The courtroom – which has space for 1,558 people – was packed with security forces surrounding the suspects as they testified. 

The first suspect, a military cadet named Abdulkadir Kahraman, told the court that on the night of the failed coup, troops had been informed by their commander that there had been a terror attack and were given ammunition.

Other suspects gave similar statements, including Arif Ozan Demir, who told the court the commander told them there had been an attack and that they should “be prepared.”

Also speaking at the hearing, suspect Ahmet Aktaş said that while they were relaxing in their dormitories, Specialized Sgt. Can Taşçı gathered the soldiers to hear Company Cmdr.

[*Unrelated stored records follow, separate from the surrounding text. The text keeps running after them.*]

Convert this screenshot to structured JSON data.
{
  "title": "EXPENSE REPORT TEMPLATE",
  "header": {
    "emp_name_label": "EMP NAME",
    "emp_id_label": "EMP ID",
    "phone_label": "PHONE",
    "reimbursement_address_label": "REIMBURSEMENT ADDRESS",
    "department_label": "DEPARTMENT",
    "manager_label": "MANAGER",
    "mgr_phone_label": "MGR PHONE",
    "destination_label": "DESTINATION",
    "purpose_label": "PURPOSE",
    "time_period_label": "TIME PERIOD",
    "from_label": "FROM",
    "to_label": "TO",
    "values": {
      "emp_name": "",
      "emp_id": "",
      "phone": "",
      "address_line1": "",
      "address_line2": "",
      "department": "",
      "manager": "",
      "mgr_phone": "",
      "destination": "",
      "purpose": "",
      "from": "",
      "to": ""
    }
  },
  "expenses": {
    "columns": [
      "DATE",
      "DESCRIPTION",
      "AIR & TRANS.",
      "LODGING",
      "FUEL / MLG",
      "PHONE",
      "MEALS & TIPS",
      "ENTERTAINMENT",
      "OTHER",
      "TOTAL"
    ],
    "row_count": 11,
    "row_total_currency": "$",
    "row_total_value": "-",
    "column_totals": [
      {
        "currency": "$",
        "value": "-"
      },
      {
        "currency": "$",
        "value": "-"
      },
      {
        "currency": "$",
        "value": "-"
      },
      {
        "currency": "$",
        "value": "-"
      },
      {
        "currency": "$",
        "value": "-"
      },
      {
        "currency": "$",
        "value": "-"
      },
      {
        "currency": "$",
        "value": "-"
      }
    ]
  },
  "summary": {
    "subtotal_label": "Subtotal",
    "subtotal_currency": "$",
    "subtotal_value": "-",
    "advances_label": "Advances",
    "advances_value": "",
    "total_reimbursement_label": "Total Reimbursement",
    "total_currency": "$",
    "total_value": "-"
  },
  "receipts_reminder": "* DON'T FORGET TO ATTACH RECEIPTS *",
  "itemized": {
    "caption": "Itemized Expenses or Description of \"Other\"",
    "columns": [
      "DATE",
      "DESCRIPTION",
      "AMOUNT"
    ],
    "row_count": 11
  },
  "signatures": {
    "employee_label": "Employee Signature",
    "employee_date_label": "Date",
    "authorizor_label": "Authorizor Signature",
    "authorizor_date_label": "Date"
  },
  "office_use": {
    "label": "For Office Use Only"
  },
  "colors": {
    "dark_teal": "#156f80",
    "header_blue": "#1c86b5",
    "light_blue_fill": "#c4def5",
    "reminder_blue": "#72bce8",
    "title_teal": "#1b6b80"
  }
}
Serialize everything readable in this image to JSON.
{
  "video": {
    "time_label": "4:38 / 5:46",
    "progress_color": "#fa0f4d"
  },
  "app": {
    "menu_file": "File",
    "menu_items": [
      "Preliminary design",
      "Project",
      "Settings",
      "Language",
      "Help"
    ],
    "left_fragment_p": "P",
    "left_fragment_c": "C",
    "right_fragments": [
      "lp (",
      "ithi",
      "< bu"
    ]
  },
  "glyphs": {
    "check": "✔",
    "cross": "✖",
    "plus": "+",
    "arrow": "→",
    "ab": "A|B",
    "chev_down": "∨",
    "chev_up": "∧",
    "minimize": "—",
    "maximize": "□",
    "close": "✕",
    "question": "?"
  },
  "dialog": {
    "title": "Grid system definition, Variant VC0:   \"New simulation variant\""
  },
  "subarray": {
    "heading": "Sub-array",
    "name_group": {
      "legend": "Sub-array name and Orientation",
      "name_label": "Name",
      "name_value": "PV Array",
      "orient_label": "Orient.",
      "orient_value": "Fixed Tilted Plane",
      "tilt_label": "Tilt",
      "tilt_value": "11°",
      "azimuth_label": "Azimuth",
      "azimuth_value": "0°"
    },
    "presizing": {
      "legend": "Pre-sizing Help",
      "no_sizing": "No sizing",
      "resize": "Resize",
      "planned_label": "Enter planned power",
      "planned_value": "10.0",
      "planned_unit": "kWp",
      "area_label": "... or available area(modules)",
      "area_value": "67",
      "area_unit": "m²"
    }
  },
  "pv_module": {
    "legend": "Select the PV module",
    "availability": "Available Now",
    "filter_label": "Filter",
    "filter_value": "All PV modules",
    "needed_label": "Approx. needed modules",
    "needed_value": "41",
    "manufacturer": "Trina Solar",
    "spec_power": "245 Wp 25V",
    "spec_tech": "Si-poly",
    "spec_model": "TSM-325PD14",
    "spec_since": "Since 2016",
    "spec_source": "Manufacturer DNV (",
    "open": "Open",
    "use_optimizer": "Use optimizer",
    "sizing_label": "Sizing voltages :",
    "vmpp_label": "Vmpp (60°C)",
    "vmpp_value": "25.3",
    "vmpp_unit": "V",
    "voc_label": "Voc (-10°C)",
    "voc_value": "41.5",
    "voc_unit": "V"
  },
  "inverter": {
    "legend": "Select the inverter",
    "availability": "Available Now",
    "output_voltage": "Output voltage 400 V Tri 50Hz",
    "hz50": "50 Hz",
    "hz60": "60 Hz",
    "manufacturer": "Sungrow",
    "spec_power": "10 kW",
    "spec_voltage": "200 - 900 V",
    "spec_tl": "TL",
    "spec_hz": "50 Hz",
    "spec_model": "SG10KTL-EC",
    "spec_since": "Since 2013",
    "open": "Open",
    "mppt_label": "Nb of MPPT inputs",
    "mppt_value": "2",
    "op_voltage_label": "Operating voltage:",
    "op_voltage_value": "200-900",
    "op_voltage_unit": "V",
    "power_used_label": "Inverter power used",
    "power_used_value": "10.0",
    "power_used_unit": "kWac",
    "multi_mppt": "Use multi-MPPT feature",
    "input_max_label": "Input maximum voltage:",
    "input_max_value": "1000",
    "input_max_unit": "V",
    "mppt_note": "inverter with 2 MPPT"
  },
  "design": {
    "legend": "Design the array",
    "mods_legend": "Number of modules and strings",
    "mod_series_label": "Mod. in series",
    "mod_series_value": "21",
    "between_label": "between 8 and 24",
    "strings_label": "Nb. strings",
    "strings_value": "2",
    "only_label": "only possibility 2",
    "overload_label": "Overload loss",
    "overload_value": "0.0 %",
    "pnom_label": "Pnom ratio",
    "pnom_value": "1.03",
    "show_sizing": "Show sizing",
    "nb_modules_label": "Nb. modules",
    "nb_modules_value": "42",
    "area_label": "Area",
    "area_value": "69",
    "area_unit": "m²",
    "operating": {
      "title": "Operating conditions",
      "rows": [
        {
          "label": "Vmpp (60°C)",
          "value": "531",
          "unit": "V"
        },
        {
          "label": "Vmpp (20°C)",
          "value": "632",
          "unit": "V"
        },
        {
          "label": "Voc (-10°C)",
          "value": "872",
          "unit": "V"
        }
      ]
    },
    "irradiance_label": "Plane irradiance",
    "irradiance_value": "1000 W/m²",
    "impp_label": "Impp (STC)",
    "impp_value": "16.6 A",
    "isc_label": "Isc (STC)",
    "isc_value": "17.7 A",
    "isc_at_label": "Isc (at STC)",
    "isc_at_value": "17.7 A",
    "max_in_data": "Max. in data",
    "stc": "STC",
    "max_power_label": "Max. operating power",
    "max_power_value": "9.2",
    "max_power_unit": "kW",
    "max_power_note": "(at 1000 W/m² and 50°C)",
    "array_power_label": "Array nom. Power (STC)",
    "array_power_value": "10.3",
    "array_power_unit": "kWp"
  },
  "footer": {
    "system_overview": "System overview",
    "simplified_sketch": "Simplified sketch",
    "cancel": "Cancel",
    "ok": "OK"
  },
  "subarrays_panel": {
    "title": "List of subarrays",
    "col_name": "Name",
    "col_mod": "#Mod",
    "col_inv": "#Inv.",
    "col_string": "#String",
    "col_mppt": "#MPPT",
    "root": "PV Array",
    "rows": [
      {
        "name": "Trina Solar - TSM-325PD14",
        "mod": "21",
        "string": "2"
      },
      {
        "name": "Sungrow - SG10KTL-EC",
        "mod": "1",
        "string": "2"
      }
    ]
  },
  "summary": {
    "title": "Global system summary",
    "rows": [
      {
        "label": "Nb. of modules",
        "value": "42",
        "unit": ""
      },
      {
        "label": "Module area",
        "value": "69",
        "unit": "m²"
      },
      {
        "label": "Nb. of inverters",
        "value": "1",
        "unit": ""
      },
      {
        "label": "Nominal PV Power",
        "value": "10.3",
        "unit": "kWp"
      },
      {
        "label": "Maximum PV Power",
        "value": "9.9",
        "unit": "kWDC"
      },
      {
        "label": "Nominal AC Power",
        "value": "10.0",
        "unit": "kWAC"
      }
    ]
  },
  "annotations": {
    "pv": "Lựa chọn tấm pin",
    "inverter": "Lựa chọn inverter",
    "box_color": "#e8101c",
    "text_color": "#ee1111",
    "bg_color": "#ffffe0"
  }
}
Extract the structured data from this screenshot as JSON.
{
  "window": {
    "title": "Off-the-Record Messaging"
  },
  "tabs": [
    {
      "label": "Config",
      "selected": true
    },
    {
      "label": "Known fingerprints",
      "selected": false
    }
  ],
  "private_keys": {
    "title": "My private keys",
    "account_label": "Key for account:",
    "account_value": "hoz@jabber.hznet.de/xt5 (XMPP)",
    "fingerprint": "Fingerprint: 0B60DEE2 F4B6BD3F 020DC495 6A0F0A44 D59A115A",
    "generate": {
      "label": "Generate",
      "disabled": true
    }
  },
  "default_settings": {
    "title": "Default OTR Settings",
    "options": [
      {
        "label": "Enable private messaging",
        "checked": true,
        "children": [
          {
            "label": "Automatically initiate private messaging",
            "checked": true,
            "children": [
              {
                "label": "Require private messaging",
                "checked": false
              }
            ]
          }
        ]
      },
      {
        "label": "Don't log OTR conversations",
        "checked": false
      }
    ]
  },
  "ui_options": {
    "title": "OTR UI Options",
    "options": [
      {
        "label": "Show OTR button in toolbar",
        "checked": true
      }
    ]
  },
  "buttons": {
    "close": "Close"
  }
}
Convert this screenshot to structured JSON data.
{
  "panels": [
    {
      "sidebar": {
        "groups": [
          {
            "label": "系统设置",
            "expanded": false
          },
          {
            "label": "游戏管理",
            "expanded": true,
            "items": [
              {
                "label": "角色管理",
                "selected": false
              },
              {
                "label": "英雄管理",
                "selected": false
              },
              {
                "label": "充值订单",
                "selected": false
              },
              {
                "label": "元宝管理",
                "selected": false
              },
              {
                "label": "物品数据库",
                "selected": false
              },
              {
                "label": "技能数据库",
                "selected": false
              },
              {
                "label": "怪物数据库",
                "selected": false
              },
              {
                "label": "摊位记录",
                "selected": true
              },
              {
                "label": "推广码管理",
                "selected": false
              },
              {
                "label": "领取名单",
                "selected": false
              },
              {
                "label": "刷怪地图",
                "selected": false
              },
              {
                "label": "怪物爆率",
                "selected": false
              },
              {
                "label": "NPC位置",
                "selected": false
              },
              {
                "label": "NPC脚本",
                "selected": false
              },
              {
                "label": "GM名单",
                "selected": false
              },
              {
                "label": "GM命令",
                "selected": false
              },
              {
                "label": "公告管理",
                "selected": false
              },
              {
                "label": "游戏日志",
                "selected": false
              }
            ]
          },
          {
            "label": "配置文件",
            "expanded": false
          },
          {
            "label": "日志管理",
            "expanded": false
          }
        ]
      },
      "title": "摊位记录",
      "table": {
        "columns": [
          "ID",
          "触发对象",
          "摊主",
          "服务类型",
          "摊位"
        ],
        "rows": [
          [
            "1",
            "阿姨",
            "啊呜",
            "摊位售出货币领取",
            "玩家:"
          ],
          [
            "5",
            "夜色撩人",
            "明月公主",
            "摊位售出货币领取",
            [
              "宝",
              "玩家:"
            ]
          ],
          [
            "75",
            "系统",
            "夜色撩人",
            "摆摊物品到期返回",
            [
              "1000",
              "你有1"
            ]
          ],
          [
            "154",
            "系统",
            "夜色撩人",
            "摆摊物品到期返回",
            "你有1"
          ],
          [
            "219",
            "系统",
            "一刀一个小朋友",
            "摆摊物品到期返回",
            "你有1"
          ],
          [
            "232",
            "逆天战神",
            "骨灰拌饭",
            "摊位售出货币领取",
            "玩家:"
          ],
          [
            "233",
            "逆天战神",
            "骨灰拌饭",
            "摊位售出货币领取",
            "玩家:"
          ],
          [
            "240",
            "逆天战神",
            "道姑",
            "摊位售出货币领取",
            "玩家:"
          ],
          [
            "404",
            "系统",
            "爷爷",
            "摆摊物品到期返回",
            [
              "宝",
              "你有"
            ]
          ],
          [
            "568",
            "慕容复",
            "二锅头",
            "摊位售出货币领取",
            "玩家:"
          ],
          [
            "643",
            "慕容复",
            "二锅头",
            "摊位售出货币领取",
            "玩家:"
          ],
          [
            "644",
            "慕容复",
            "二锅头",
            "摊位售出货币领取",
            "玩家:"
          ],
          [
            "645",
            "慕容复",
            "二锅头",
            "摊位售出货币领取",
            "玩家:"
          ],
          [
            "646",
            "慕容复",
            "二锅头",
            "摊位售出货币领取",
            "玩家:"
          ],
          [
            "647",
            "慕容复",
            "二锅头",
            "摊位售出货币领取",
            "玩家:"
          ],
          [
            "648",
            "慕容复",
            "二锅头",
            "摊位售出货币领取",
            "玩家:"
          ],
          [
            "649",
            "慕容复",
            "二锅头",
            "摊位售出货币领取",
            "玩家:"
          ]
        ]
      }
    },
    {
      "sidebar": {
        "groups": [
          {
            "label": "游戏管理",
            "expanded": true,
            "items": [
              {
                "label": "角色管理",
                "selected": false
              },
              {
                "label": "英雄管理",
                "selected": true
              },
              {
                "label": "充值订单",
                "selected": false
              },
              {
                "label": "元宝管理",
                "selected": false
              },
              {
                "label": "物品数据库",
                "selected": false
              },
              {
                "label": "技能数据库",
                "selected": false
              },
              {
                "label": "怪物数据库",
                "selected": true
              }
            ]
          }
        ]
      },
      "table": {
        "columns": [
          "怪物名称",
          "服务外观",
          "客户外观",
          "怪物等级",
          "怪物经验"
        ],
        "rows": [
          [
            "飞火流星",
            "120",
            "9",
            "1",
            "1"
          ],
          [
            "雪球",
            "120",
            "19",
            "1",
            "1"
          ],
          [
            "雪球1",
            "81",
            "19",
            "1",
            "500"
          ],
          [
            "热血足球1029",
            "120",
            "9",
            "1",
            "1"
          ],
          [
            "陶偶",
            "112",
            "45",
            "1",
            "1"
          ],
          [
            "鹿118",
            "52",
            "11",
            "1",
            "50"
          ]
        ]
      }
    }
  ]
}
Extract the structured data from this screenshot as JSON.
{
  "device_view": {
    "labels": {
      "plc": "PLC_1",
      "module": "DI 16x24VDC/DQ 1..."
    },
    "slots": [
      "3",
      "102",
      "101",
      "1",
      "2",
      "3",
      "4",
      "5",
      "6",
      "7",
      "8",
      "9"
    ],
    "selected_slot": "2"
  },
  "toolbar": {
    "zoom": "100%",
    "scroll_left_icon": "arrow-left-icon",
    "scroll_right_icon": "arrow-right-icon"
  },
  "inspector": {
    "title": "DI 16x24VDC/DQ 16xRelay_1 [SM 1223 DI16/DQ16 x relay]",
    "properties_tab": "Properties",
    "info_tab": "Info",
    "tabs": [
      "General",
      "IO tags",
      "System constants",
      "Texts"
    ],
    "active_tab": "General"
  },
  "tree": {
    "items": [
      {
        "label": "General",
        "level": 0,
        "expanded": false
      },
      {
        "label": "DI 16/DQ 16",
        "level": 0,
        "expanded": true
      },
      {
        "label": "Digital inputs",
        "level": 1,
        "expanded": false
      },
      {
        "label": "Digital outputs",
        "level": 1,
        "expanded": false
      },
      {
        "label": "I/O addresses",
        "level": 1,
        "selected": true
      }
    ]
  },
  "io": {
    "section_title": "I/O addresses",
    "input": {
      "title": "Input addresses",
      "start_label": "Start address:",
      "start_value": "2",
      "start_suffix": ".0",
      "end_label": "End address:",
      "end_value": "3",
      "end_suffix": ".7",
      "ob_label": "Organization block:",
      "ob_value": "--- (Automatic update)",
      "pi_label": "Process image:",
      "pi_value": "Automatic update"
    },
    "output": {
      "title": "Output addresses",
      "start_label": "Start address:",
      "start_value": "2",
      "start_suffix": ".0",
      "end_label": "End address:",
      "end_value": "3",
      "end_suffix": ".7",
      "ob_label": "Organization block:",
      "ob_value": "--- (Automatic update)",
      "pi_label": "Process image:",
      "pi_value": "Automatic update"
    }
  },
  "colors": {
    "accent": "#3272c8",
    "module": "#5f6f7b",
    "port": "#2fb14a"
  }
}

Oğuz Serdar Özgür, who told them that “the situation is critical and that they may go outside as a unit.” Aktaş also said they grabbed their weapons and ammunition and that Lt. Col. Abdülkerim Ceyhan told them that “they may use weapons.”

“When the people confronted us, Oğuz Serdar opened fire in the air and then we went back to our unit,” he said. 

Another suspect, Ahmet Tamur, and Taşçı also gave similar testimony. 

Taşçı, meanwhile, said he had no connection with FETÖ and that he never went to any of the courses or schools belonging to the group.  

One of the suspects, Emin Özcan, said they were subjected to a test around 15 days before the foiled coup and that the results were announced on July 15, 2016. According to Özcan’s testimony, those who succeeded on the tests left the barracks while those that failed were not allowed to leave. 

“If I had been successful in that test, I would have left the barracks. The reason I’m here today is the fact that I failed that test,” he said. 

The hearing is one of several cases that opened across the country this month, with 47 people going on trial in the southwestern province of Muğla on charges of attempting to assassinate President Recep Tayyip Erdoğan. 

Until now, the largest has been held in İzmir, where 270 suspects went on trial late last month, including US.-based Islamic preacher Fethullah Gülen, who is being tried in absentia.